SHEBOYGAN - Emotional and compelling testimony came Wednesday in a Sheboygan County courtroom.
Two teenagers, Nathan Paape and Antonio Barbeau, took the stand in Paape's trial where he's accused of brutally beating and killing Barbeau's great-grandmother, Barbara Olson.
"We were going to try to scare her and use force if needed," said Barbeau.
He previously pleaded no contest mto the crime, but said he was not required to testify under his plea agreement.
Barbeau testified that the weekend before the murder, he and Paape had discussed ways to get money.
When he said his great-grandmother had it, they asked his mom for a ride to "a friend's house."
She dropped him off where they asked, and they walked two miles to the home.
Barbeau continued by saying that he had a hatchet and Paape had a hammer, and they hit his great-grandmother multiple times.
"I looked to Nate and nodded and shook my head as in, 'Yes or no?' He nodded, and I took the first swing," said Barbeau.
The boys apparently went to great lengths to cover their tracks, allegedly buying cleaning supplies to wipe down Olson's car, which they stole along with her money.
"I walked over to Ms. Olson and hit her twice with a hammer," Paape said later on Wednesday.

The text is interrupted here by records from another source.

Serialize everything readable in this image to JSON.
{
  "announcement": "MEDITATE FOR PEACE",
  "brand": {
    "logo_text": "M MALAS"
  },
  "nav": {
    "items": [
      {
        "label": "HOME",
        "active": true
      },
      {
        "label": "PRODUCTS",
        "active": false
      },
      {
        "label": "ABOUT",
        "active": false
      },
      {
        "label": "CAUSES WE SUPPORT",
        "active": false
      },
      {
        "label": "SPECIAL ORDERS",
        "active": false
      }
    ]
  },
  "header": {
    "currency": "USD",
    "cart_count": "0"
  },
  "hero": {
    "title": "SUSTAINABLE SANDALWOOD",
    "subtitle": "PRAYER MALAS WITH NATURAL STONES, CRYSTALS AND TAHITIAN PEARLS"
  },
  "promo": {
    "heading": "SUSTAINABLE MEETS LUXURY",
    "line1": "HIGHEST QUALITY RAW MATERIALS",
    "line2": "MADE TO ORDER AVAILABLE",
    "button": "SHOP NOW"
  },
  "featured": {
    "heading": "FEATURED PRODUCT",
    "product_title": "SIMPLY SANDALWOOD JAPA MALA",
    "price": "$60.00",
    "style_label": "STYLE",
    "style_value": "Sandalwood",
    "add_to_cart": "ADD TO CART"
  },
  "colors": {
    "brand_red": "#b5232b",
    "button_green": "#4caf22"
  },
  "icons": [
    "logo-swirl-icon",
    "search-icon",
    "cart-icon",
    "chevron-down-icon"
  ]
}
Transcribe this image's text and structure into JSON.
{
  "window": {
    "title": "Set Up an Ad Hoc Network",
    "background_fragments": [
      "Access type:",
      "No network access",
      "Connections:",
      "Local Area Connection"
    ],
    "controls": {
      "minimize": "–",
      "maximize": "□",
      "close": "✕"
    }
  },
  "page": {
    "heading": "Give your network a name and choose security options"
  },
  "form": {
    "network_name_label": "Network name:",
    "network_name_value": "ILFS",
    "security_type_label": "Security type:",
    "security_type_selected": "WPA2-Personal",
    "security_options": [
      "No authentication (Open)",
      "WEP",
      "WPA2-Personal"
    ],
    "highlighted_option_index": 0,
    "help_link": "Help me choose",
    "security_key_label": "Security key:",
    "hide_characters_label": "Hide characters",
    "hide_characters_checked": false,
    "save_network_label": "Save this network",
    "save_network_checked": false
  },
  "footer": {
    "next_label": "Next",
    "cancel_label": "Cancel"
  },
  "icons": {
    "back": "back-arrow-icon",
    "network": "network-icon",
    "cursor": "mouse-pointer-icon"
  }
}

However, Paape argued he was an unwilling participant, and was worried Barbeau would hurt him if he didn't help.
"I was scared...that if I didn't do what Antonio (said), he might try something on me."
Defense attorneys brought in psychologists and medical experts, arguing about Paape's mental state and capacity to make his own decision.
Prosecutors tried to poke holes in Paape's story.
Prosecutor: "He didn't say if you don't come over here and help me, I'm going to hit you with this ax, didn't he?"
Prosecutor: "He didn't make any threat whatsoever to you to get you to come over and help him."
Prosecutor: "But you went over anyways, right?"
Both sides have rested their cases. Each will make closing arguments, and the jury could start deliberating as soon as Thursday.